What are the complications of kidney transplant?
Early complications are acute rejection, urinary leaks, infections,
stomach ulcers and wound infection. Late complications include
chronic rejection, pain in the hip ( avascular necrosis ), obstruction to
the blood vessels of the kidney, cancer, infections and recurrence of
kidney disease in the transplanted kidney which in some cases can lead
to kidney failure again.
What is rejection?
Rejection is the process whereby the body of the transplant patient
tries to get rid of the transplanted kidney. In the first 6 months, about
30% of cadaver kidneys are rejected, and 10 to 15% in related donor
kidneys. The newer drug cyclosporin A has reduced this by 10 to 20%.
How many types of rejection are there and what happens during
There are 2 types of rejection, acute and chronic. Acute rejection
usually occurs during the first 6 to 9 months after transplant. In the
rejection process, a particular group of white blood cells called the
lymphocytes attack the transplanted kidney. At the same time other
lymphocytes produce antibodies which injure the transplanted kidney.
As a result of these attacks, the kidney is damaged and does not
Chronic rejection occurs from about 3 to 6 months after the

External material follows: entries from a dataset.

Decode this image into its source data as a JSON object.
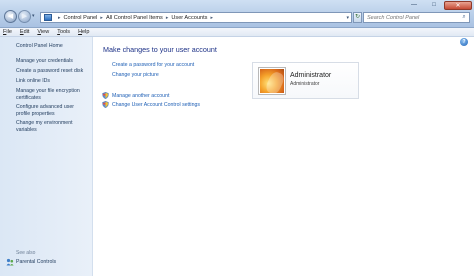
{
  "window": {
    "minimize_glyph": "—",
    "maximize_glyph": "□",
    "close_glyph": "✕"
  },
  "address": {
    "crumbs": [
      "Control Panel",
      "All Control Panel Items",
      "User Accounts"
    ],
    "separator": "▸",
    "search_placeholder": "Search Control Panel"
  },
  "menu": {
    "items": [
      {
        "key": "F",
        "rest": "ile"
      },
      {
        "key": "E",
        "rest": "dit"
      },
      {
        "key": "V",
        "rest": "iew"
      },
      {
        "key": "T",
        "rest": "ools"
      },
      {
        "key": "H",
        "rest": "elp"
      }
    ]
  },
  "sidebar": {
    "home": "Control Panel Home",
    "links": [
      "Manage your credentials",
      "Create a password reset disk",
      "Link online IDs",
      "Manage your file encryption certificates",
      "Configure advanced user profile properties",
      "Change my environment variables"
    ],
    "see_also_label": "See also",
    "see_also_links": [
      "Parental Controls"
    ]
  },
  "main": {
    "heading": "Make changes to your user account",
    "account_links": [
      "Create a password for your account",
      "Change your picture"
    ],
    "other_links": [
      "Manage another account",
      "Change User Account Control settings"
    ],
    "account": {
      "name": "Administrator",
      "role": "Administrator"
    },
    "help_glyph": "?"
  },
  "colors": {
    "link": "#1e5fb5",
    "heading": "#1e3287",
    "sidebar_bg": "#dbe7f5"
  },
  "icons": [
    "back-arrow-icon",
    "forward-arrow-icon",
    "control-panel-icon",
    "refresh-icon",
    "search-icon",
    "uac-shield-icon",
    "parental-controls-icon",
    "help-icon"
  ]
}
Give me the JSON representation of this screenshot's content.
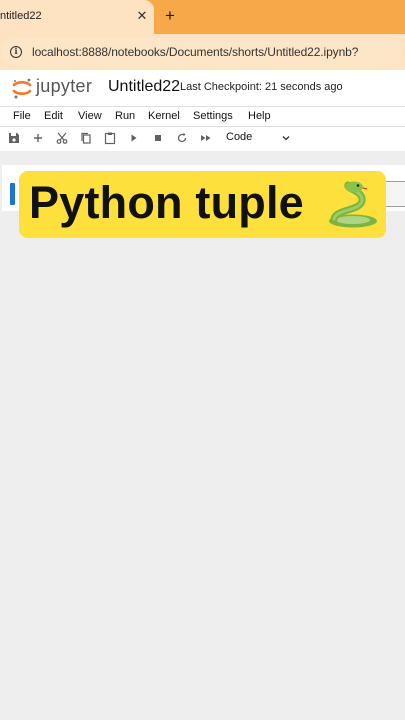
{
  "browser": {
    "tab_title": "ntitled22",
    "close_glyph": "✕",
    "new_tab_glyph": "+",
    "url": "localhost:8888/notebooks/Documents/shorts/Untitled22.ipynb?",
    "info_glyph": "i"
  },
  "jupyter": {
    "brand": "jupyter",
    "notebook_title": "Untitled22",
    "checkpoint": "Last Checkpoint: 21 seconds ago",
    "menu": [
      "File",
      "Edit",
      "View",
      "Run",
      "Kernel",
      "Settings",
      "Help"
    ],
    "toolbar_icons": [
      "save-icon",
      "add-cell-icon",
      "cut-icon",
      "copy-icon",
      "paste-icon",
      "run-icon",
      "stop-icon",
      "restart-icon",
      "fast-forward-icon"
    ],
    "cell_type": "Code"
  },
  "overlay": {
    "title": "Python tuple",
    "emoji_icon": "snake-icon",
    "background": "#fde03b"
  },
  "colors": {
    "tabbar": "#f7a94a",
    "address_bar": "#fde3c2",
    "active_cell": "#1976d2",
    "jupyter_orange": "#f37726"
  }
}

transplant. It is due to the production of antibodies by lymphocytes
which attack the blood vessels within the transplanted kidney. This
leads to decreased blood flow to the kidney, causing a gradual decrease
in kidney function.
How is rejection diagnosed?
Early rejection is usually diagnosed by a raised serum creatinine
level. Sometimes a rejection is accompanied by swelling and pain over
the transplanted kidney. The patient may have fever and passes little
urine. A kidney biopsy can confirm whether it is an acute or chronic
How is acute rejection treated?
The usual treatment of acute rejection is to give 3 daily high-dosage prednisolone injections. This injection has to be given very slowly,
otherwise it may cause ringing of the ears and flushing.
Will sexual activity harm the transplanted kidney?
Sexual activity will not harm the transplanted kidney, but as with
most major surgery it is advisable to wait for six weeks before having sexual intercourse. Most men regain their potency after a successful
transplant. Women become fertile after transplant and can bear
children. However it is advisable to wait for two years after a transplant
as the kidney function must be good and the immunosuppressive
drugs, at a low level.
What are the advantages of a kidney transplant?
The quality of life is much better for the patient who has undergone
a transplant as opposed to one on regular hemodialysis. There is greater
mobility as he is no longer tied to a kidney machine three times a week.
The spouse or partner assisting him on dialysis is also freed of the
burden of dialysis. Dialysis only rids the patient of waste products of
protein metabolism but it does not help in the hormonal production of
active vitamin D and erythropoietin which the transplanted kidney is
capable of doing. The family life and the occupation of the patient,
especially if he or she is the sole bread-winner, is also less disrupted
with a transplant compared to the long hours, cost and monthly
maintenance spent on dialysis. The male patient regains his potency
and the female, her libido. They can also marry and bear children.
However, these patients will have to continue taking their transplant
medication - a minor inconvenience for someone who has been given a
new lease of life.